FRESH AND LIVELY
A large selection of Contemporary gins were up next, and delivered another Master, Perfume Trees Gin, due to its “fruity, berry, jammy” nose, leading to a “fresh and lively palate” with a “persistent and powerful finish”. “This had a fruity grape aspect to it, which could unbalance the product, but actually it’s been done sympathetically,” said Smith. “There’s juniper, a thyme leafiness – quite a complicated thing to do – and nicely balanced.”
Among the 15 Gold medal winners were: “grassy and green” NIP Rare Dry Gin; “very succulent” Wild Child Gin, with a “hint of orange” on the finish; “very savoury” Maharani; and “bold and flavoursome” Blinking Owl Gin.
Twelve Silver medals completed the Contemporary round. Dixon noted that this was, at times, a “minefield” of gins, with myriad variations on the classic gin style, but added: “When you find a good one, it is so exciting. There are some really good contemporary gins out there that have good flavours.”
In the Cask‐Aged category, Filibuster Gin was deemed to be up to the Gold standard. The judges found this to be “quite gentle” on the nose, but with “some sweetness, then spice, cinnamon and woodiness” present on the palate. “This is a nice gin and retains the juniper notes,” added Pamplin.
The judges then prepped their palates for a selection of high‐ABV bottlings in the Navy Strength round, awarding a Master to Thunderflower Fire Ship 58. Tasting notes included “chai, cassia and cinnamon cookies” on the nose, with “lovely lemongrass, ginger and a hint of chocolate”. Four Gold medals and one Silver were also tasted in this flight.
“This was a very strong round, interesting with a variety of different flavour profiles,” said Pamplin. “That’s very cool because you don’t always get that with navy strength.

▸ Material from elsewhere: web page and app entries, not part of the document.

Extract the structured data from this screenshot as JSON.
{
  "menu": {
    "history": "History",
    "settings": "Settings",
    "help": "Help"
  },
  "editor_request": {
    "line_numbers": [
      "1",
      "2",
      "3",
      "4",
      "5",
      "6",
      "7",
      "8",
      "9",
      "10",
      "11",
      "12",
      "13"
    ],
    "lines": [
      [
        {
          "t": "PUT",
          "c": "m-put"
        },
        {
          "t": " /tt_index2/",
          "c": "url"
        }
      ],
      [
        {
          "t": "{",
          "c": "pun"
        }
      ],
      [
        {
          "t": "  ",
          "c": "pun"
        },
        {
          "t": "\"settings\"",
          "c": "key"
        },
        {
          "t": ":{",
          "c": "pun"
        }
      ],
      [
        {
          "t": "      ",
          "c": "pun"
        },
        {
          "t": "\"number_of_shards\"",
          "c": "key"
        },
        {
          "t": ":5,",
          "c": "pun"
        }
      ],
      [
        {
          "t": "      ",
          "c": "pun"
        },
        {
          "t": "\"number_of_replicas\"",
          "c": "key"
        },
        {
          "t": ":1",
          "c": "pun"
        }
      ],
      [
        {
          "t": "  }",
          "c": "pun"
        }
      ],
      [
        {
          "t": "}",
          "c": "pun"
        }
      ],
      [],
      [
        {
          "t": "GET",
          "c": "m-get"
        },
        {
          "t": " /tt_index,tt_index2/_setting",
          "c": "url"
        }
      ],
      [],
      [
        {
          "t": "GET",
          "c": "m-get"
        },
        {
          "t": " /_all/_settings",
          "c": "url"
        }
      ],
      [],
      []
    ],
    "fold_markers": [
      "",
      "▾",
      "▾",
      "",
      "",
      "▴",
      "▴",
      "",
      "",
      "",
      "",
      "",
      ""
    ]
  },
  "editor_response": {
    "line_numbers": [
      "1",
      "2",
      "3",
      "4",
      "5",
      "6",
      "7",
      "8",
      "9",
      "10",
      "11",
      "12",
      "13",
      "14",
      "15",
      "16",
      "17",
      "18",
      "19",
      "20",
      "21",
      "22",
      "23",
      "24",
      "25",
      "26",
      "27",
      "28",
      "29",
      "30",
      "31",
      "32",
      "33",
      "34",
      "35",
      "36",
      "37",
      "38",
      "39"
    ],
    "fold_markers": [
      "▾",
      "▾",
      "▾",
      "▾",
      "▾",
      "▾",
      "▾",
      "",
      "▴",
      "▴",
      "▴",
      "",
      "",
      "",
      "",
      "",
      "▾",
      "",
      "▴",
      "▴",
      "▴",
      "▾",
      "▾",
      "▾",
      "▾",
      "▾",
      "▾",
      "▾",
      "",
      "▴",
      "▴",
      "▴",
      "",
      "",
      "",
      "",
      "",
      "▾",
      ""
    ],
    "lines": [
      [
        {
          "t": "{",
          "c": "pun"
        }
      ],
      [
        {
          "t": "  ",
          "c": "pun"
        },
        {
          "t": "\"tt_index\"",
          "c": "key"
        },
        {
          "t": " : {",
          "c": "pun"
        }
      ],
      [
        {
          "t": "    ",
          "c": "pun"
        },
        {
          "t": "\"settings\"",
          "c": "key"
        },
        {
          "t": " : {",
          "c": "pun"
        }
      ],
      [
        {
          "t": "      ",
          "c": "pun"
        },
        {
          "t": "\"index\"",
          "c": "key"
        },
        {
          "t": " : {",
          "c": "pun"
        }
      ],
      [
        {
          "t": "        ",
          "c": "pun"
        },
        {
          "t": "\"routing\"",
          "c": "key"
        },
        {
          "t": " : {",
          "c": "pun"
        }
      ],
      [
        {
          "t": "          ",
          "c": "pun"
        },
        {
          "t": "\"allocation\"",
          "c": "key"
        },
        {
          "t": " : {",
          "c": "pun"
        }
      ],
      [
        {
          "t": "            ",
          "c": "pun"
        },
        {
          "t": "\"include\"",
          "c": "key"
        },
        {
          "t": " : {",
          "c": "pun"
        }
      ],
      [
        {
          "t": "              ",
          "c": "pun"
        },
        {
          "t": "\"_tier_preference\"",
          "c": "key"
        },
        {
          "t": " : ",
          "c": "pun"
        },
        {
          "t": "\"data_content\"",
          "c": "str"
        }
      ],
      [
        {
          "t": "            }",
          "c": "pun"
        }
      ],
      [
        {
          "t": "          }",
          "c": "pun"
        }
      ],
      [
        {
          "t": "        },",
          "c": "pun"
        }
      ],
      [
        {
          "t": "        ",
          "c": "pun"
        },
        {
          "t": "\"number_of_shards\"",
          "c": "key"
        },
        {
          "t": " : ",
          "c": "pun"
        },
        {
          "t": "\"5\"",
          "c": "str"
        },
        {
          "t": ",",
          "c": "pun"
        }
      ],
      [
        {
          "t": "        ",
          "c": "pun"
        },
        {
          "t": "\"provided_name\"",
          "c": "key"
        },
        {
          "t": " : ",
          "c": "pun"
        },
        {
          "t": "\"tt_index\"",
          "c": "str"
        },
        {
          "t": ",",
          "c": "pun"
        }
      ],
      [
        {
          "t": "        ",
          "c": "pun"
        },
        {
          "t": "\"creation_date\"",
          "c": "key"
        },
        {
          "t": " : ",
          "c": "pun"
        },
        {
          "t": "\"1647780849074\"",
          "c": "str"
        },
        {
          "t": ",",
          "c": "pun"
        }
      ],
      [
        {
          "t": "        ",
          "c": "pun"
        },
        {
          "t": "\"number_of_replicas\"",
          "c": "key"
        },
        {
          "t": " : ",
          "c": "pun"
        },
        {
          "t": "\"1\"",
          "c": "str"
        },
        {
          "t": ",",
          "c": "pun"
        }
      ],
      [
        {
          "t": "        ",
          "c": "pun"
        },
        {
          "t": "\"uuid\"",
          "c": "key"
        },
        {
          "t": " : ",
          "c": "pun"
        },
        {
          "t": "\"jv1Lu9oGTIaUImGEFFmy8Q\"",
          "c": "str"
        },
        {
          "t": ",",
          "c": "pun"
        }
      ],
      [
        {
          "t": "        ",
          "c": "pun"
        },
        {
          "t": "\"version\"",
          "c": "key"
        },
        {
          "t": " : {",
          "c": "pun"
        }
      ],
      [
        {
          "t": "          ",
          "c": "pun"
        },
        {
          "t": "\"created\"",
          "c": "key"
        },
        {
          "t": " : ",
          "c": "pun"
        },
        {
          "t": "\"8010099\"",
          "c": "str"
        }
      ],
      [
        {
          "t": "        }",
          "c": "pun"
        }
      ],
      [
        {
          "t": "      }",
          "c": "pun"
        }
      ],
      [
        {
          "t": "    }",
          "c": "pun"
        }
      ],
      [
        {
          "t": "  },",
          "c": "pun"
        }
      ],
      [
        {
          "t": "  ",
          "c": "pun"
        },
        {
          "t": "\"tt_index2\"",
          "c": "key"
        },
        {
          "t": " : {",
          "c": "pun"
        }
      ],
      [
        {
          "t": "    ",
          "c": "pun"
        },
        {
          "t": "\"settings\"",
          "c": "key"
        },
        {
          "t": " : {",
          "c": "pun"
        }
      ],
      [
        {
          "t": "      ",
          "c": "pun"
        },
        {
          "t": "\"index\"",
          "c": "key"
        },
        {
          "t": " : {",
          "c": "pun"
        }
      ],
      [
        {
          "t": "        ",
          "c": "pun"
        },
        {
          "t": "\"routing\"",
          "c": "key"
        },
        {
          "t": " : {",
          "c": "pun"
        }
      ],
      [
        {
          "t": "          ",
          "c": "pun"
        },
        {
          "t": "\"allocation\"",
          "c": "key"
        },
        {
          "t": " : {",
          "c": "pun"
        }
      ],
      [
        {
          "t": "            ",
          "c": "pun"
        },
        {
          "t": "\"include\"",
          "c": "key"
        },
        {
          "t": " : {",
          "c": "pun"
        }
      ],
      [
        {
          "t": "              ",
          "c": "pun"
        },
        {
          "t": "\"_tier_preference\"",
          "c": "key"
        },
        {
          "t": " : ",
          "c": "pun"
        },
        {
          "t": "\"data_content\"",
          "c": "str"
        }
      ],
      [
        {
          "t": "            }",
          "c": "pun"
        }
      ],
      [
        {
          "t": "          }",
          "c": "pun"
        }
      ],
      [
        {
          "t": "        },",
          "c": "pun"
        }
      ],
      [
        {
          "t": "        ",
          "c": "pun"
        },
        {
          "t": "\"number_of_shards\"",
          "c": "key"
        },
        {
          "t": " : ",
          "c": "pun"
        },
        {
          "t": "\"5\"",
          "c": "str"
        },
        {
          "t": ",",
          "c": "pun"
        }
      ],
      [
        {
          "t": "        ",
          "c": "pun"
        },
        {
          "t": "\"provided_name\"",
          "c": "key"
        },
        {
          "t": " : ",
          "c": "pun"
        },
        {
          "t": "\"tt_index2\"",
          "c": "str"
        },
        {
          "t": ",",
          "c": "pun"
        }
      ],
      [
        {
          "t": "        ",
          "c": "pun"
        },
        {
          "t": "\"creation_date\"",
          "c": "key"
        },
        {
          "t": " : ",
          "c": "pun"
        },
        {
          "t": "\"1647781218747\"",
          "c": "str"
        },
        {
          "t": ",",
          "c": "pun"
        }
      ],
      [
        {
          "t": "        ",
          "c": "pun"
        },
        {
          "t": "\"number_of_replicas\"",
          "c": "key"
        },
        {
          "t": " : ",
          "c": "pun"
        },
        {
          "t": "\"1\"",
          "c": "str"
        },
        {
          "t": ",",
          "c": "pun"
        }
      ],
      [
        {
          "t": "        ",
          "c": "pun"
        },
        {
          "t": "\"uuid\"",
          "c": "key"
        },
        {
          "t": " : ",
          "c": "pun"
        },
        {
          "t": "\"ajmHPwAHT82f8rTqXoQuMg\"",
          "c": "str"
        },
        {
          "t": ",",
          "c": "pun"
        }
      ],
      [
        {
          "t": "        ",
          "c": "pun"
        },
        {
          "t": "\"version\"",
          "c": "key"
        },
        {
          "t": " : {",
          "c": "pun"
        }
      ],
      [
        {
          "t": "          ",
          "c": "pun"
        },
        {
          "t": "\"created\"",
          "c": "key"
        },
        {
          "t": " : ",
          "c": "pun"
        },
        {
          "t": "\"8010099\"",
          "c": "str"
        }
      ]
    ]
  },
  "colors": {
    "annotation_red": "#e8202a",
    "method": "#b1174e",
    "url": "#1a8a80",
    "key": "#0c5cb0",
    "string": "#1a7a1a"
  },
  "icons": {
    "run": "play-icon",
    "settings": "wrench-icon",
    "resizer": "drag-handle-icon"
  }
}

It was really impressive how much flavour you get from each one at that high ABV. It was lovely to see people experimenting with navy strength.”
Concluding The Gin Masters 2020 (second tasting) was a large selection of Flavoured Gin. Two expressions joined the Master ranks, one of which was Never Never Distillery’s Ginache, with its “rich jammy fruit and grape notes” and “slightly tannic palate”. Welshcake Gin was also found to be deserving of a Master, enjoyed for balancing the flavour of a traditional Welsh cake with the gin “really quite well”.
Pamplin said: “When I find a good flavoured gin, I get so excited because I can just see so much potential. There are some really amazing ones out there. It’s just about taking the time to get them right. What’s worth noting is that in this flight we found some very good flavoured gins where the balance is very good throughout and the alcohol integration is very good.”
Smith was equally impressed by the flight. “It’s by no means easy to make very good flavoured gin,” he added. “It’s very difficult. If you can get it right, if you choose interesting flavour combinations, then I think you can add a real point of difference to your distillery and your brand.”
The continued level of innovation and flavour development in gin, while keeping quality in mind, was evident throughout the tasting. “There’s a lot of gin out there and you do need to go the extra mile to cut through and have a noteworthy product,” said Smith. “There are some good examples of that in this tasting and looking at price points, in super‐premium you can find some amazing ones in there. It’s very interesting to watch gin grow as an industry.”
Click through to the following page to see the results from our second Gin Masters 2020 competition.
To see the results from the first competition, click here.